New York state Gov. Andrew Cuomo was at it again during his budget proposal for 2013 on Tuesday.
In the $137 million proposal announced Tuesday, the governor touted how there are "no new taxes or fees for the third year in a row." But the governor is forgetting the added burden he is placing on a key segment of our economy: small businesses - especially in areas that border neighboring states.
By seeking an increase of $1.50 per hour in the minimum wage - from $7.25 to $8.75 - Cuomo is placing a tax on small businesses, especially those in this region. Companies with locations in New York state that also have locations in Vermont, Massachusetts and Pennsylvania may take notice of these plans, which are another competitive disadvantage that is being dictated by Albany.
By the way, a number of businesses with minimum wage positions rely on students and some seniors who are looking for something to do as well as added income. Some of those positions, with the potential wage increase, may no longer exist if the raise is approved.
In the larger picture, how will the increased minimum wage help workers in New York City? Minimum wage increases ultimately lead to increased costs for consumers.
Maybe state leaders would do better to lobby for an increase in the federal minimum wage hike than to put an added burden on only state employers and businesses.
Cuomo's wage hike proposal, simply put, is a tax and detriment to the upstate economy - you know, that new, friendlier economy that is supposed to be "open for business."
With the sale of the Chautauqua County Home failing on Wednesday night, county and CSEA union officials are tasked with moving ahead with the concessions that were outlined during last month's meeting.
Those proposed changes include $400,000 in annual savings, which will not fully keep the facility operating in the black.
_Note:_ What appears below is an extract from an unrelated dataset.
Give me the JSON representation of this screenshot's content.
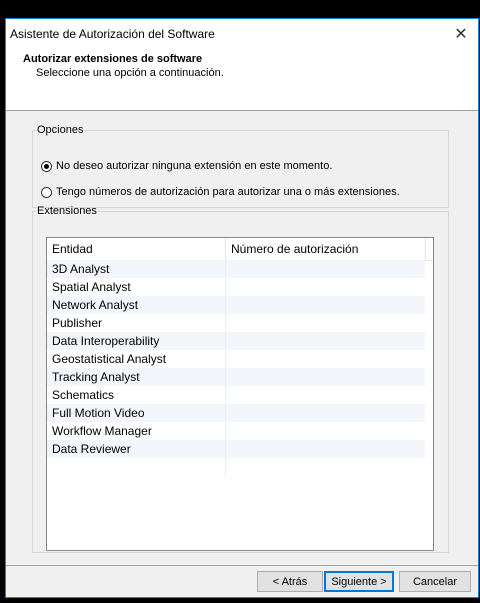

According to the Center for Government Research report, those givebacks must be more substantial.
Let's see if CSEA, which originally asked for 5 percent increases when the contract expired, keeps its word on the concessions.
Applause to the Dunkirk-Fredonia branch of the National Association for the Advancement of Colored People and their keynote speaker on Monday.
The event was well attended at the Dunkirk Moose and included former Congressional candidate Nate Shinagawa, who gave a rousing speech to the 150 people in attendance.
"The challenges (America faces) may seem so difficult," Shinagawa said, "but remember only in darkness can we see the stars. And, darkness cannot drive out darkness, as Dr. (Martin Luther) King said, only light can do that."
John D'Agostino is the OBSERVER publisher. Send comments to email@example.com or call 366-3000, ext. 401.